EMET is a tool designed by the Microsoft team to specifically look for those mitigation techniques used such as a heap-spray and ROP to bypass popular mechanisms such as Address Space Randomization Layout (ASLR) or Data Execution Prevention (DEP). Firing up the tool, we choose to enable different exploit protection mechanisms such as enforcing hardware-based DEP, ensuring Safe Structure Handling, Detecting Heap-Sprays, … In this case, we are going to protect the Internet Explorer 8 web browser attacked in CVE-2012-4792.
Repeating the exploit with EMET 3.5 running, we see an interesting notification before Internet Explorer gracefully terminates. EMET detects the heap-spray and terminates. (Source)
Chrome is similar, but the difference is that it offers Native Client (which will become Portable Native Client this summer) for running C, C++, and C# code compiled into machine code locally. Unlike Native Client or Netscape Plug-ins which is just a way of running local apps in Netscape, the Portable Native Client technology is open and fully portable between any device regardless of CPU architecture, which is important for unifying the PC and non PC clients. The CPU independence will potentially make it a W3C standard candidate, unlike Netscape plug-ins but there is a lot of resistance to additions to the HTML standards by vested interests who keep blocking them, which is why video and audio standardization in HTML5 took so long. It is likely that Portable Native client will be a similar case with regard to HTML5 adoption for the same reason. Nevertheless with the addition of PNaCl and Google's spec for packaged offline apps, Chrome browser is a full OS in itself, capable of doing anything and everything that Windows can do.
The big difference between Chrome and Netscape browsers is that where Netscape's plug-in environment was an OS in a browser which allowed local apps to be run on any OS supported by Netscape browsers, Chrome allows those apps to be fully portable via the cloud, and between different CPU architectures - even in the case of locally running code or offline apps. Where local data or code is required to be stored on the local device, it is stored in the cloud and cached locally, so that it is portable across the cloud.
HTML5 is another big difference. Your comment about a document format was true of earlier versions of HTML, but not for HTML5 which is an asynchronous display format, not a static document format. It works exactly like your Windows desktop windowing environment, where individual elements in a window can be updated and can generate keyboard and mouse events, just like on Windows apps. Again, an HTML5 window can do anything and everything a Windows application can do and just as efficiently. The main difference is that Chrome web apps sync everything to the cloud automatically and only cache locally. It is not like the the old HTML markup language at all where you have to refresh the whole page to update any changed part of it. Basically HTML5 is like a universal, standardised windowing system that runs on every device conceivable. It will lead to a very rapid proliferation of web apps once it is formally ratified in 2014, although most of the pieces are in place now.
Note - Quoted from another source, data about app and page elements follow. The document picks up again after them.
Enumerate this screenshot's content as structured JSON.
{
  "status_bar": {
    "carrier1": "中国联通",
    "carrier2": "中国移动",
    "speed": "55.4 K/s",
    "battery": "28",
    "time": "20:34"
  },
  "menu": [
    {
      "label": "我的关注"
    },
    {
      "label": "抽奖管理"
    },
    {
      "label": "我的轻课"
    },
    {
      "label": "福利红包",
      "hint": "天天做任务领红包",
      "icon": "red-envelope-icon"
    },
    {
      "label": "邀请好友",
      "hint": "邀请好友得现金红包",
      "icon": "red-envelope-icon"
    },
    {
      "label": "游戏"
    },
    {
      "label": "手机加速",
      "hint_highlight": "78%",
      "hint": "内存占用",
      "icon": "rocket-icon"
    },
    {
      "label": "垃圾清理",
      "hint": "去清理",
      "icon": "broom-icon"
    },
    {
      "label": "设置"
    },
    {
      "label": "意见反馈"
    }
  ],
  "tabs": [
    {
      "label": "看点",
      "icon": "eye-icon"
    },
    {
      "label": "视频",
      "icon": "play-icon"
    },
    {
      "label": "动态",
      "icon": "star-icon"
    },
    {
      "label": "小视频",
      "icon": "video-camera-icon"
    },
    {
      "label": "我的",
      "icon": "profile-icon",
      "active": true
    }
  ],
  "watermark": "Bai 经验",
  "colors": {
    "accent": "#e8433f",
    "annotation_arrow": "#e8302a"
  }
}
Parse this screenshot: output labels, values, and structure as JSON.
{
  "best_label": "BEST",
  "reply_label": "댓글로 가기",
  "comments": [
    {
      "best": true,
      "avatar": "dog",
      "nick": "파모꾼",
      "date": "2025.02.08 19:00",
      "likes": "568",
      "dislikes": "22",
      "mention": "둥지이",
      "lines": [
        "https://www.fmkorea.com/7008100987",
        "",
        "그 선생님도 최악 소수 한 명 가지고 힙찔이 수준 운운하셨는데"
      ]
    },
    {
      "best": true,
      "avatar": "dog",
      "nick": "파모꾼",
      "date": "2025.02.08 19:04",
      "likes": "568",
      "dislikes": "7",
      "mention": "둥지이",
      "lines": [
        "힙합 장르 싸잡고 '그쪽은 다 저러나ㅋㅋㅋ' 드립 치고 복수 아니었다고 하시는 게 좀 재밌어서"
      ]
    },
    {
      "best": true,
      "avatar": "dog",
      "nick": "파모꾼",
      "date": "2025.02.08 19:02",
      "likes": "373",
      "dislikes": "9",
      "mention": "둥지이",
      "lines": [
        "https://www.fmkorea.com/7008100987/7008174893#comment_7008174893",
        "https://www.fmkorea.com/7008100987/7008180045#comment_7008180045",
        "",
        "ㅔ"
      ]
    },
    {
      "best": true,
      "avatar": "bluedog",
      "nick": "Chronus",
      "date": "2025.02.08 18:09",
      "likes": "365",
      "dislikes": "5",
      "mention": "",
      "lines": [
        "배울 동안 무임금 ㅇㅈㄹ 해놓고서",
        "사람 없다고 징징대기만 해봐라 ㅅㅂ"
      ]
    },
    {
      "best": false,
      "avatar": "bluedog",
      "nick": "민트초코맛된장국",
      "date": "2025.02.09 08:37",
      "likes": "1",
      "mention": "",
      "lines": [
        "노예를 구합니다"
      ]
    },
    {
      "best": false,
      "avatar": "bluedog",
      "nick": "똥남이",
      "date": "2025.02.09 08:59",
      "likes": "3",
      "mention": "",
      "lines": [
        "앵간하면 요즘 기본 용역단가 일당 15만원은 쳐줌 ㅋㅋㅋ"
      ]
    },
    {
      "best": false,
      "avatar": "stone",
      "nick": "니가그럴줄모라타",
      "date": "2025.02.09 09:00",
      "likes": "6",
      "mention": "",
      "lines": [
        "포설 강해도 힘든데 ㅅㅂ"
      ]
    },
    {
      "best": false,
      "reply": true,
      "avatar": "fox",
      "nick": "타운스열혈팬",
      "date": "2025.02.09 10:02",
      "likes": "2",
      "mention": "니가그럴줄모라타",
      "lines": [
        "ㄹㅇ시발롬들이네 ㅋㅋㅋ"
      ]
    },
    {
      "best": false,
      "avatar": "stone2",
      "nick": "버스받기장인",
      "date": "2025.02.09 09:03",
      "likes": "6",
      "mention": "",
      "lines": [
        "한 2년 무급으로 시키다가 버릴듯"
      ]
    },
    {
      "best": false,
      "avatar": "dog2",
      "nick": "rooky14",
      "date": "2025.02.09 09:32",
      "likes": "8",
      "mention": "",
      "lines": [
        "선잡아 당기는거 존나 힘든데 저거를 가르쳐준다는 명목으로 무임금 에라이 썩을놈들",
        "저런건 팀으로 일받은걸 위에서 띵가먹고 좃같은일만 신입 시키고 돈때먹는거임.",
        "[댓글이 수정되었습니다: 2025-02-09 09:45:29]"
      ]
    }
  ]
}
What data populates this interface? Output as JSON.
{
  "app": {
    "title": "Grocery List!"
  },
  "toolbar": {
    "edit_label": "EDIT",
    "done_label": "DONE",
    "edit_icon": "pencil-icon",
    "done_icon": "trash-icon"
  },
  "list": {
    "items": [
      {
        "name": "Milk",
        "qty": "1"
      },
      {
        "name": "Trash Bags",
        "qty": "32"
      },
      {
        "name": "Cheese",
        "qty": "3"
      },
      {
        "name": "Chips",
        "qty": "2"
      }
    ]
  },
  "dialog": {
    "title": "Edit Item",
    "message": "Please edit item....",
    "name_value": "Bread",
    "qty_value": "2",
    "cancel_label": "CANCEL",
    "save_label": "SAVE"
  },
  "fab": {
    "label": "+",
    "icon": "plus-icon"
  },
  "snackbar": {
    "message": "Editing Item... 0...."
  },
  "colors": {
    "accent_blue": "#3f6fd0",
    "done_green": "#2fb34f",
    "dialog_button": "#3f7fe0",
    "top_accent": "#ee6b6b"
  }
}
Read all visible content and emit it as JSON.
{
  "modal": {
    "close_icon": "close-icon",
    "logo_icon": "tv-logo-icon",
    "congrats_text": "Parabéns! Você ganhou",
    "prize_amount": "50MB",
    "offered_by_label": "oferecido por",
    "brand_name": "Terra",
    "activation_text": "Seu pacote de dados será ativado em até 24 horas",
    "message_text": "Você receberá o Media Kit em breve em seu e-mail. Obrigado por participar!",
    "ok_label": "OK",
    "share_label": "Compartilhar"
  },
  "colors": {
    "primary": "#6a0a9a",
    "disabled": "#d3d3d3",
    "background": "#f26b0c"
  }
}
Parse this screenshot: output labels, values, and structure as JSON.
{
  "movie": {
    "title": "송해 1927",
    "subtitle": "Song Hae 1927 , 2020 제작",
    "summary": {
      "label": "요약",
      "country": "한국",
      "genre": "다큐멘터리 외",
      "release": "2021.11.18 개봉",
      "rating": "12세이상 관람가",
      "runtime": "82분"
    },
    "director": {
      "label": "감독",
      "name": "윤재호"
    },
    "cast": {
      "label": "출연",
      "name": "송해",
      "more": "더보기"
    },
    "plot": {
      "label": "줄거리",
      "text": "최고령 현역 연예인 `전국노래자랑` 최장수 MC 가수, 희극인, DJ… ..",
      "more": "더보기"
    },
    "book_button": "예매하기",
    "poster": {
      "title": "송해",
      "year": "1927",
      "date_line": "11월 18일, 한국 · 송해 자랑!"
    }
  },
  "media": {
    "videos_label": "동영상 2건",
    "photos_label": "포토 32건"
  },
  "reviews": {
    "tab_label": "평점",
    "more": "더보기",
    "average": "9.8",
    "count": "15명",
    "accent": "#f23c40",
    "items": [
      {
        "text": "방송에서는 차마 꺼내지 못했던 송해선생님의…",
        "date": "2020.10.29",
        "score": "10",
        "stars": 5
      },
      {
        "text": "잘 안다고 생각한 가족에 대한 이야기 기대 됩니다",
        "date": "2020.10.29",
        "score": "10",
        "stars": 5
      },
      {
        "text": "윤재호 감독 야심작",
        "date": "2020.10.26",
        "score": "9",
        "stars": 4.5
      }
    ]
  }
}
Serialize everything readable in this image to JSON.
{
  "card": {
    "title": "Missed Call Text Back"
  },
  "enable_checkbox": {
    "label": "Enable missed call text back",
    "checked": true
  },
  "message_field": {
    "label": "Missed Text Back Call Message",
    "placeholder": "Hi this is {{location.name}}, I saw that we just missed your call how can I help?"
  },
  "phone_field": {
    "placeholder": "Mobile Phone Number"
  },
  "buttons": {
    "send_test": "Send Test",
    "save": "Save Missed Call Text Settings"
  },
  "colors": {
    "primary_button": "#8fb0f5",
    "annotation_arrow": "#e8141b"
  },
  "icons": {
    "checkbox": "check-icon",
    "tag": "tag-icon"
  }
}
I agree with you about not being able to protect against the host OS's vulnerabilities, which is why it is probably better to use a Chromebook to run Chrome on, and if you need Windows at all, to virtualise it on a Windows terminal server and access it via a Chromebook. Indeed if you want the highest level of security with Windows desktop use, that is achieved by putting Windows on a Terminal server, blocking off all access to it other than https via Ericom Access Now, and not allowing download of files from it other than in a tightly restricted manner. Once files are downloaded to a PC or laptop, it is very difficult to secure them. Not allowing it off your server and requiring users to log in and use the https interface to run apps and other desktop tasks on the secure server, and using a secure web client like a Chromebook which doesn't store data locally (except encrypted local temporary caches if not disabled), it the most secure way to do Windows computing.